(Extracted data)
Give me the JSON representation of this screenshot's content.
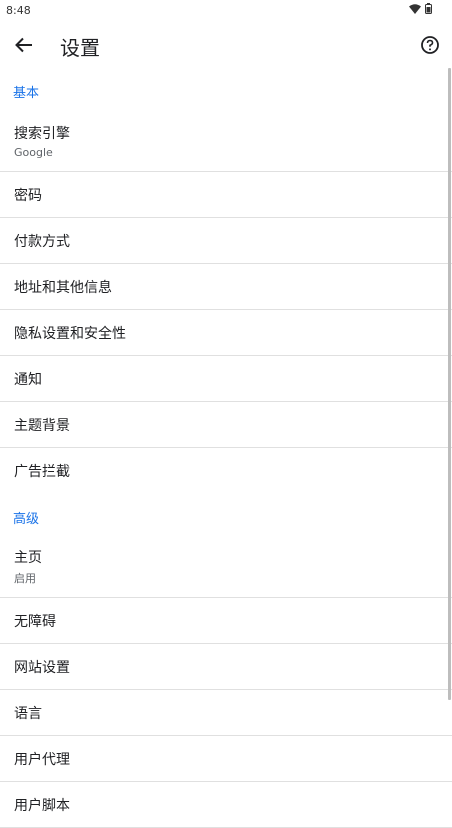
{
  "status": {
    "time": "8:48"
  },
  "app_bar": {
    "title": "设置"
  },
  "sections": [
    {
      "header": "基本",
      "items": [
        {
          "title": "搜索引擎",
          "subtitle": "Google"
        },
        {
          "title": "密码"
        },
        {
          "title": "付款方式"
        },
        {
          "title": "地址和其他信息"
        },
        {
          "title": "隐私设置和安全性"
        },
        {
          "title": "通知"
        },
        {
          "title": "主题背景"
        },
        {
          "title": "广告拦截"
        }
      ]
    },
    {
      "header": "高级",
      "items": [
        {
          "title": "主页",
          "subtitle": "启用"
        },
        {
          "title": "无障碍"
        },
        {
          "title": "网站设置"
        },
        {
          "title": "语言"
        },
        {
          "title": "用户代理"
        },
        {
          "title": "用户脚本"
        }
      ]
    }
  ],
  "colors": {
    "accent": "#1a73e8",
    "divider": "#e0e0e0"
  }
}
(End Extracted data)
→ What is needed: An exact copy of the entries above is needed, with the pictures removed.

→ Answer below:
Give me the JSON representation of this screenshot's content.
{
  "status": {
    "time": "8:48"
  },
  "app_bar": {
    "title": "设置"
  },
  "sections": [
    {
      "header": "基本",
      "items": [
        {
          "title": "搜索引擎",
          "subtitle": "Google"
        },
        {
          "title": "密码"
        },
        {
          "title": "付款方式"
        },
        {
          "title": "地址和其他信息"
        },
        {
          "title": "隐私设置和安全性"
        },
        {
          "title": "通知"
        },
        {
          "title": "主题背景"
        },
        {
          "title": "广告拦截"
        }
      ]
    },
    {
      "header": "高级",
      "items": [
        {
          "title": "主页",
          "subtitle": "启用"
        },
        {
          "title": "无障碍"
        },
        {
          "title": "网站设置"
        },
        {
          "title": "语言"
        },
        {
          "title": "用户代理"
        },
        {
          "title": "用户脚本"
        }
      ]
    }
  ],
  "colors": {
    "accent": "#1a73e8",
    "divider": "#e0e0e0"
  }
}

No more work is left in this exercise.